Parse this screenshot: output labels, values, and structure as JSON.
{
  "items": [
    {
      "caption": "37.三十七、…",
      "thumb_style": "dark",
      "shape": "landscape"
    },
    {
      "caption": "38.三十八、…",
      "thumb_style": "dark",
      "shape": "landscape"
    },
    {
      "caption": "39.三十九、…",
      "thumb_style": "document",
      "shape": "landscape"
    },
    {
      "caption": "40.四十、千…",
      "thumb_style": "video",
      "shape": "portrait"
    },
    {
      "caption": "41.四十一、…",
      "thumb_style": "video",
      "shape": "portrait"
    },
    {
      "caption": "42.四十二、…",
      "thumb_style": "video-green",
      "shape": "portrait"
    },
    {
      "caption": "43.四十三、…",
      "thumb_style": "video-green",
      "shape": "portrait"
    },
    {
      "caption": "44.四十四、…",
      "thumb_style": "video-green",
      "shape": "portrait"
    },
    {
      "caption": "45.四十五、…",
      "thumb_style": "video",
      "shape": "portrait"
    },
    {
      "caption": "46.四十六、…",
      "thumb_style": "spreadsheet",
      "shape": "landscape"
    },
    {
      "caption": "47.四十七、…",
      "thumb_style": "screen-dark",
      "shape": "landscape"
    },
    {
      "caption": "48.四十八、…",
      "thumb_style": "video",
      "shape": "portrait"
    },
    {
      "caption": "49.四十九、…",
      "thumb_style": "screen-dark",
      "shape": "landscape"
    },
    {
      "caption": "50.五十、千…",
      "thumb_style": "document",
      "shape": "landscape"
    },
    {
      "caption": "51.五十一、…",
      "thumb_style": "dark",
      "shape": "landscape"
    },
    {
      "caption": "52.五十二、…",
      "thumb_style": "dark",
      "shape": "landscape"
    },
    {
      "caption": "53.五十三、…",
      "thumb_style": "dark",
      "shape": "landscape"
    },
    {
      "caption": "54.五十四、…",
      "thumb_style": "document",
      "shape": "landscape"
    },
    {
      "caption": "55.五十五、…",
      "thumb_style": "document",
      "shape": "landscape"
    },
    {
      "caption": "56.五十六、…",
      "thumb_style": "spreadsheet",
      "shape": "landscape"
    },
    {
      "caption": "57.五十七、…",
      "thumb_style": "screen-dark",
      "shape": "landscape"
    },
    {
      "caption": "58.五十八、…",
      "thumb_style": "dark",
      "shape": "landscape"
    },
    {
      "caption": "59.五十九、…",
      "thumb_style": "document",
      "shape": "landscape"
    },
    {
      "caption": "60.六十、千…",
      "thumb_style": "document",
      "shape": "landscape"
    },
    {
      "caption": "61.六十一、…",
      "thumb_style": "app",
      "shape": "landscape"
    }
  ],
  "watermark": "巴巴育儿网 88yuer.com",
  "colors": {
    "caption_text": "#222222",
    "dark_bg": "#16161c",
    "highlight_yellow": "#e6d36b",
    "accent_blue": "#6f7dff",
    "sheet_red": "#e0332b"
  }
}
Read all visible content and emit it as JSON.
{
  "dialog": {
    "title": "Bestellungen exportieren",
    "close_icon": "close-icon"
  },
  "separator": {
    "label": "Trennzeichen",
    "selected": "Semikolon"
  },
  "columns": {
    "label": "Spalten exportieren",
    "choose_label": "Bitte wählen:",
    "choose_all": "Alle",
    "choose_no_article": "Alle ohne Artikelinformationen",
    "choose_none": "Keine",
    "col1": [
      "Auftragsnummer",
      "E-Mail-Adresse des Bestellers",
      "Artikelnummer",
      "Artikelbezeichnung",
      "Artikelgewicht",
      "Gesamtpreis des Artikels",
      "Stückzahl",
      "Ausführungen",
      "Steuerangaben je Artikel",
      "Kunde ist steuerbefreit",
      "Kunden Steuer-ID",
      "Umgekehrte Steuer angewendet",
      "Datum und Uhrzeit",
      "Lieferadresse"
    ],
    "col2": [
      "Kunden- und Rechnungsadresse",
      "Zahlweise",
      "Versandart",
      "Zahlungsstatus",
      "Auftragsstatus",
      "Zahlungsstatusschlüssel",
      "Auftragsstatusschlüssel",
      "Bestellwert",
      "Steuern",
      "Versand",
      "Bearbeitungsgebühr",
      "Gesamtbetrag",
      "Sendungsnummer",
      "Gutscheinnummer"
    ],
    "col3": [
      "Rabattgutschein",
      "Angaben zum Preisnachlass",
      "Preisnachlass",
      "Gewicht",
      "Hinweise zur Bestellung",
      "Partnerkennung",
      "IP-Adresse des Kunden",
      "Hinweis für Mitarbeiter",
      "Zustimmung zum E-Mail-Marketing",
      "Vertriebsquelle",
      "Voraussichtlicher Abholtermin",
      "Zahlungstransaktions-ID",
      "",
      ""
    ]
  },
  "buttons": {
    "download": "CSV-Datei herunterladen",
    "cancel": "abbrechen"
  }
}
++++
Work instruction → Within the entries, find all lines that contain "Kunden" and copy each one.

Written response →
      "Kunden Steuer-ID",
      "Kunden- und Rechnungsadresse",
      "IP-Adresse des Kunden",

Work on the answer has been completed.